Comparing Misdzi Yikh to Other Analogous Cases: LaRose and Mathur

In parallel with Misdzi Yikh, the recent decisions in LaRose v Canada20 and Mathur v Ontario21, also address challenges to governments’ failure to enact adequate legislation and policy in response to their greenhouse gas emission targets. The courts in these cases were also tasked with addressing whether these claims can be justiciable. 

In LaRose, Justice Manson determined that similar constitutional arguments initiated by youths under sections 7 and 15 of the Charter claims were not justiciable; however, he did find that an argument based on the common law’s public trust doctrine was justiciable.22 Similar to Justice McVeigh’s conclusions in Misdzi Yikh, Justice Manson found that the Charter arguments of youths challenging the sufficiency of federal action to address climate change were not justiciable because they were seeking relief that is beyond the appropriate role for the courts and instead should be addressed by other branches of government.23

Unlike the Dini Ze’ in Misdzi Yikh, the group of youths who initiated the La Rose lawsuit make an argument based on the public trust doctrine which Justice Manson accepted as a justiciable claim. Essentially, they have asked the Federal Court to “recognize the existence of a sui generis doctrine, in which the Defendants have obligation to protect and preserve various identified inherently public resources” under federal jurisdiction.24 While Justice Manson ultimately determined that this aspect of their claim will fail because it is not a reasonable cause of action, he at least accepted that it was a justiciable issue for the courts to resolve.25 

In Mathur, Justice Brown was also tasked with determining whether a lawsuit based on the inadequacy of a government’s response to climate change was justiciable.26 In this case another group of youths argued their lawsuit was justiciable because it is “aimed at a number of very specific measures”, making it distinguishable from the broadly framed lawsuits in Misdzi Yikh and La Rose.27 Justice Brown agreed, comparing the facts in Mathur to those in LaRose to conclude that this lawsuit should be allowed to proceed to trial as it challenges a specific set of laws and actions, unlike the more wide-ranging claims in La Rose.28 

Not only did Justice Brown conclude that the Charter arguments in Mathur were justiciable, she also concluded that the youths in this case have a reasonable cause of action and she dismissed Ontario’s attempt to stop this matter from proceeding to trial.

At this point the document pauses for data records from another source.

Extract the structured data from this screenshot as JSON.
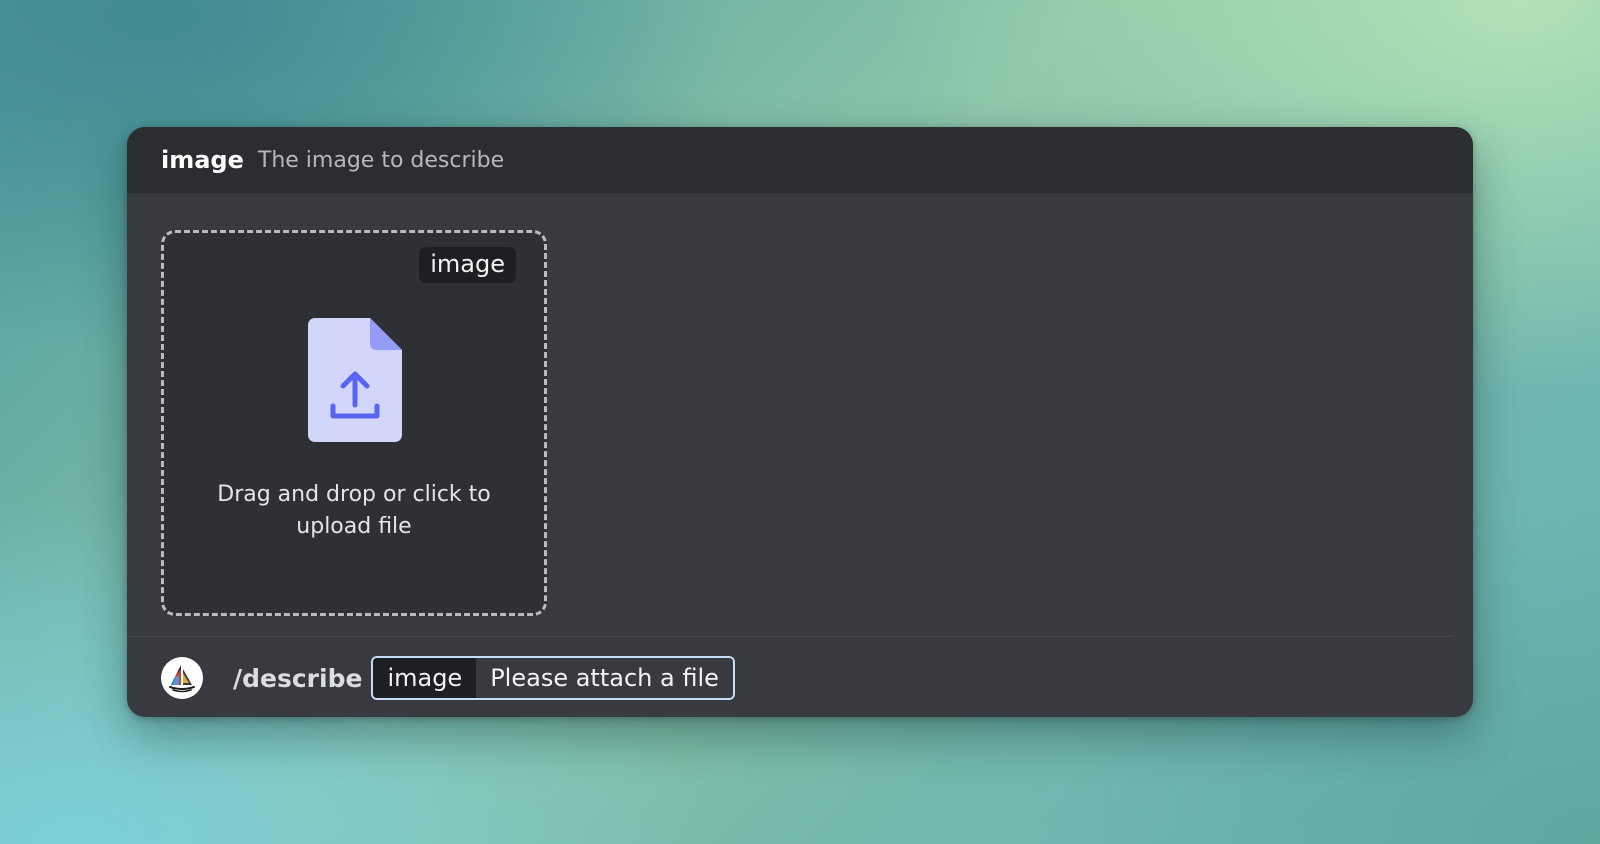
{
  "option": {
    "name": "image",
    "description": "The image to describe"
  },
  "upload": {
    "tag": "image",
    "prompt": "Drag and drop or click to upload file",
    "icon": "file-upload-icon"
  },
  "command": {
    "name": "/describe",
    "avatar_icon": "sailboat-logo-icon",
    "param_key": "image",
    "param_value": "Please attach a file"
  },
  "colors": {
    "panel": "#393a40",
    "header": "#2c2d31",
    "file_icon_fill": "#d3d6fb",
    "file_icon_accent": "#5865f2",
    "chip_border": "#c9dcf5"
  }
}
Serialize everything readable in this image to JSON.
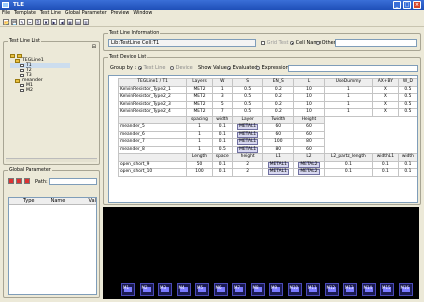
{
  "window": {
    "title": "TLE",
    "min": "_",
    "max": "□",
    "close": "×"
  },
  "menu": [
    "File",
    "Template",
    "Test Line",
    "Global Parameter",
    "Preview",
    "Window"
  ],
  "toolbar": [
    "📂",
    "💾",
    "✎",
    "✂",
    "⎘",
    "✖",
    "▶",
    "◀",
    "▦",
    "▤",
    "▥"
  ],
  "tree": {
    "panel_label": "Test Line List",
    "collapse": "⊟",
    "root": "TEGLine1",
    "children": [
      "T1",
      "T2",
      "T3"
    ],
    "group2": "meander",
    "group2_children": [
      "M1",
      "M2"
    ]
  },
  "global_param": {
    "panel_label": "Global Parameter",
    "path_label": "Path:",
    "cols": [
      "Type",
      "Name",
      "Val"
    ]
  },
  "info": {
    "panel_label": "Test Line Information",
    "field": "Lib:TestLine Cell:T1",
    "grid_test": "Grid Test",
    "cell_name": "Cell Name",
    "other": "Other"
  },
  "device_list": {
    "panel_label": "Test Device List",
    "group_by": "Group by :",
    "test_line": "Test Line",
    "device": "Device",
    "show_value": "Show Value :",
    "evaluated": "Evaluated",
    "expression": "Expression",
    "head1": [
      "TEGLine1 / T1",
      "Layers",
      "W",
      "S",
      "EN_S",
      "L",
      "UseDummy",
      "AX+BY",
      "W_D"
    ],
    "rows1": [
      [
        "KelvinResistor_Type2_1",
        "MET2",
        "1",
        "0.5",
        "0.2",
        "10",
        "1",
        "X",
        "0.5"
      ],
      [
        "KelvinResistor_Type2_2",
        "MET2",
        "3",
        "0.5",
        "0.2",
        "10",
        "1",
        "X",
        "0.5"
      ],
      [
        "KelvinResistor_Type2_3",
        "MET2",
        "5",
        "0.5",
        "0.2",
        "10",
        "1",
        "X",
        "0.5"
      ],
      [
        "KelvinResistor_Type2_4",
        "MET2",
        "7",
        "0.5",
        "0.2",
        "10",
        "1",
        "X",
        "0.5"
      ]
    ],
    "head2": [
      "",
      "spacing",
      "width",
      "Layer",
      "Twidth",
      "Height"
    ],
    "rows2": [
      [
        "meander_5",
        "1",
        "0.1",
        "METAL1",
        "60",
        "60"
      ],
      [
        "meander_6",
        "1",
        "0.1",
        "METAL1",
        "60",
        "60"
      ],
      [
        "meander_7",
        "1",
        "0.1",
        "METAL1",
        "100",
        "80"
      ],
      [
        "meander_8",
        "1",
        "0.5",
        "METAL1",
        "80",
        "60"
      ]
    ],
    "head3": [
      "",
      "Length",
      "space",
      "height",
      "L1",
      "L2",
      "L2_partz_length",
      "widthL1",
      "width"
    ],
    "rows3": [
      [
        "open_short_9",
        "50",
        "0.1",
        "2",
        "METAL1",
        "METAL2",
        "0.1",
        "0.1",
        "0.1"
      ],
      [
        "open_short_10",
        "100",
        "0.1",
        "2",
        "METAL1",
        "METAL2",
        "0.1",
        "0.1",
        "0.1"
      ]
    ]
  },
  "preview": {
    "chip_labels": [
      "M1",
      "M2",
      "M3",
      "M4",
      "M5",
      "M6",
      "M7",
      "M8",
      "M9",
      "M10",
      "M11",
      "M12",
      "M13",
      "M14",
      "M15",
      "M16"
    ]
  }
}
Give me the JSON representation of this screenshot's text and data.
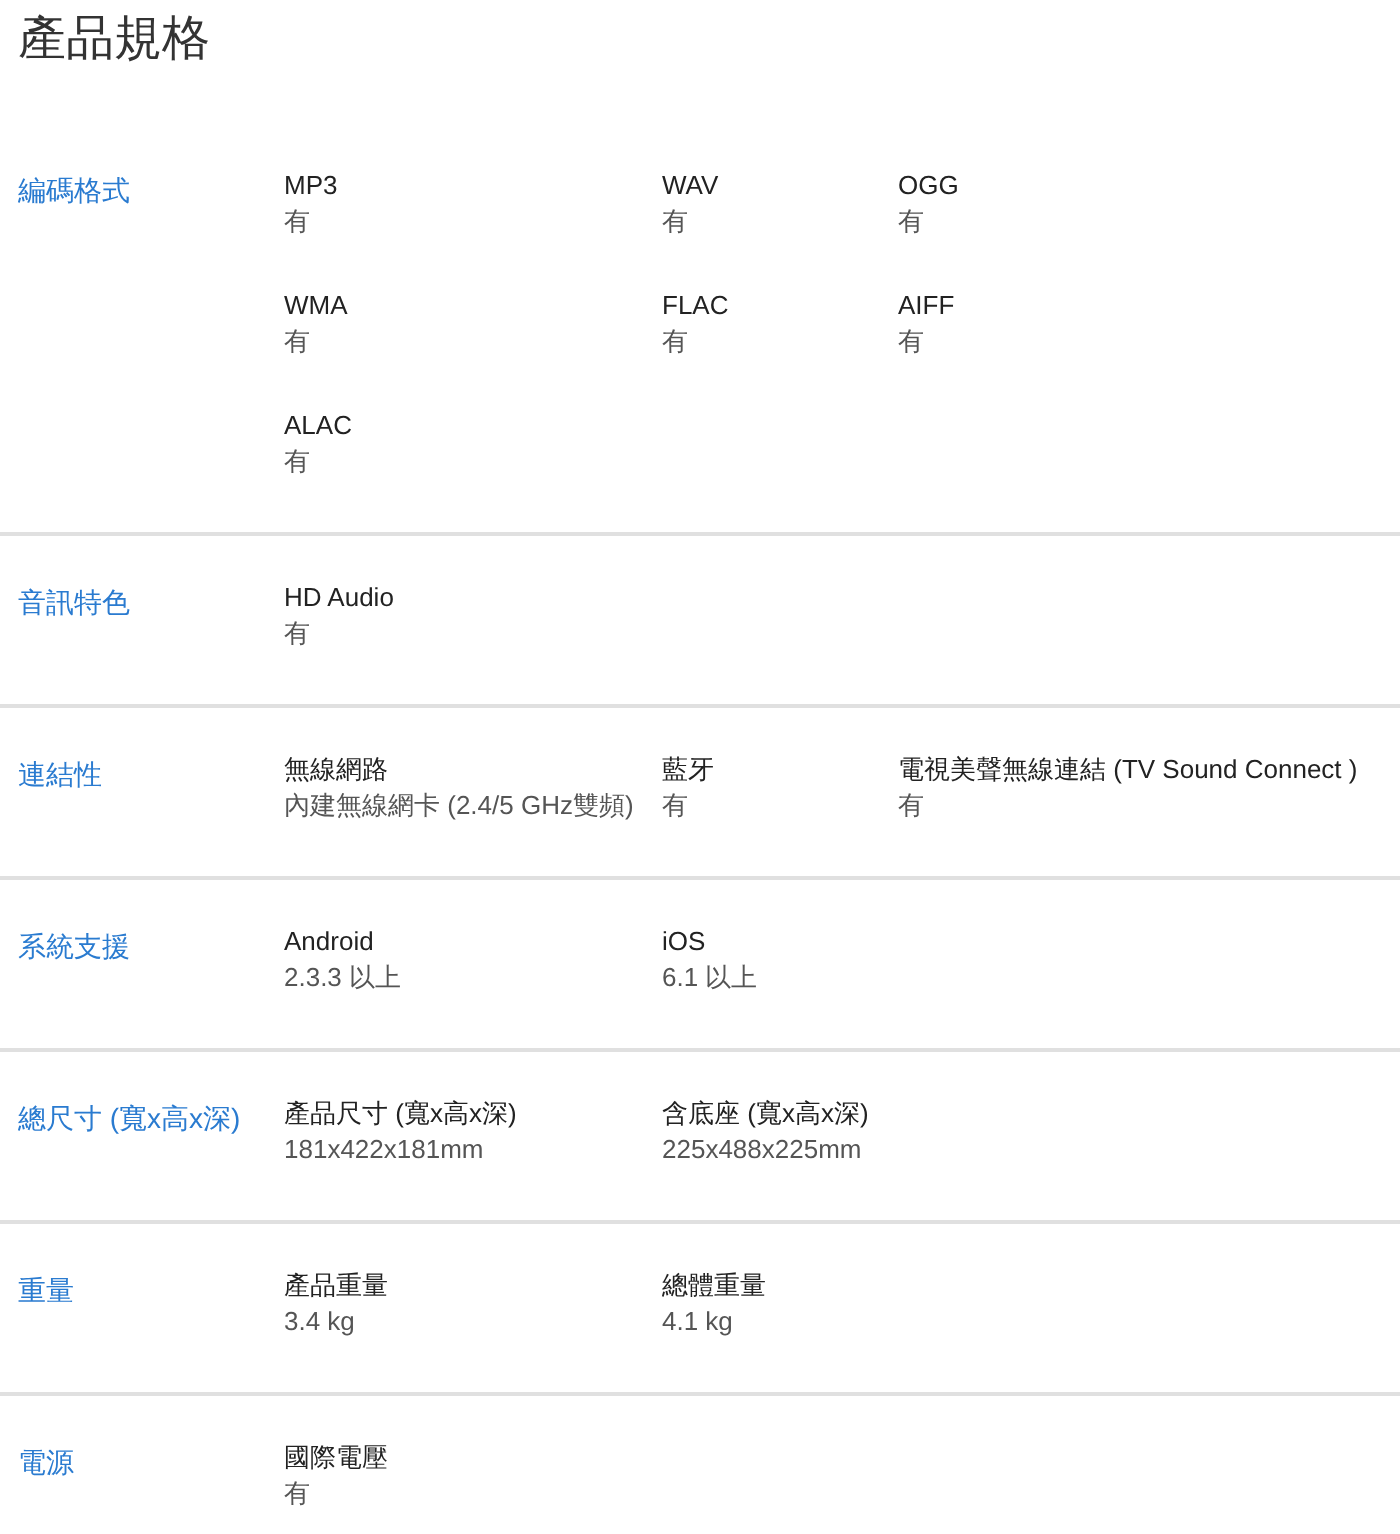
{
  "title": "產品規格",
  "sections": [
    {
      "label": "編碼格式",
      "items": [
        {
          "name": "MP3",
          "value": "有"
        },
        {
          "name": "WAV",
          "value": "有"
        },
        {
          "name": "OGG",
          "value": "有"
        },
        {
          "name": "WMA",
          "value": "有"
        },
        {
          "name": "FLAC",
          "value": "有"
        },
        {
          "name": "AIFF",
          "value": "有"
        },
        {
          "name": "ALAC",
          "value": "有"
        }
      ]
    },
    {
      "label": "音訊特色",
      "items": [
        {
          "name": "HD Audio",
          "value": "有"
        }
      ]
    },
    {
      "label": "連結性",
      "items": [
        {
          "name": "無線網路",
          "value": "內建無線網卡 (2.4/5 GHz雙頻)"
        },
        {
          "name": "藍牙",
          "value": "有"
        },
        {
          "name": "電視美聲無線連結 (TV Sound Connect )",
          "value": "有"
        }
      ]
    },
    {
      "label": "系統支援",
      "items": [
        {
          "name": "Android",
          "value": "2.3.3 以上"
        },
        {
          "name": "iOS",
          "value": "6.1 以上"
        }
      ]
    },
    {
      "label": "總尺寸 (寬x高x深)",
      "items": [
        {
          "name": "產品尺寸 (寬x高x深)",
          "value": "181x422x181mm"
        },
        {
          "name": "含底座 (寬x高x深)",
          "value": "225x488x225mm"
        }
      ]
    },
    {
      "label": "重量",
      "items": [
        {
          "name": "產品重量",
          "value": "3.4 kg"
        },
        {
          "name": "總體重量",
          "value": "4.1 kg"
        }
      ]
    },
    {
      "label": "電源",
      "items": [
        {
          "name": "國際電壓",
          "value": "有"
        }
      ]
    }
  ]
}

Comment on Climate Change Litigation Future in Canada

While further input will likely come from the Courts of Appeal in these cases, the initial decisions in Misdzi Yikh, La Rose, and Mathur already provide helpful guidance for climate change litigation in Canada. Specifically, they indicate that greenhouse gas policy can be a suitable subject matter for the courts to resolve so long as lawsuits challenge specific legislation or government actions rather than attempting to address these issues at the policy level. While the plaintiffs in Misdzi Yikh and La Rose failed to convince the courts that their claims were justiciable, the result in Mathur indicates that there is room for such litigation in Canada.

  1. Misdzi Yikh v Canada, 2020 FC 1059 [Misdzi Yikh].
  2. Ibid at para 4
  3. Ibid.
  4. Ibid at para 5.
  5. Ibid at para 6.
  6.  Highwood Congregation of Jehovah’s Witnesses (Judicial Committee) v Wall, 2018 SCC 26 at para 33 [Highwood].
  7. Misdzi Yikh, supra note 1 at para 17.
  8. Ibid at para 19.
  9. Ibid at para 20.
  10. Ibid at para 25.
  11. Ibid at para 43.
  12. Ibid at para 47.
  13. Ibid at paras 48–49.
  14. Ibid at para 54.
  15. Ibid at para 55.
  16.  Ibid.
  17. Ibid at paras 15, 71–72.
  18. Ibid at para 73.
  19. Ibid at para 77.
  20. La Rose v Canada, 2020 FC 1008 [La Rose].
  21. Mathur v Ontario, 2020 ONSC 6918 [Mathur].
  22. La Rose, supra note 19 at para 26.
  23. Ibid at paras 41, 50.
  24. Ibid at para 57.
  25. Ibid at paras 58–59.
  26. Mathur, supra note 20 at para 43.
  27. Ibid at para 119.
  28. Ibid at paras 139–140.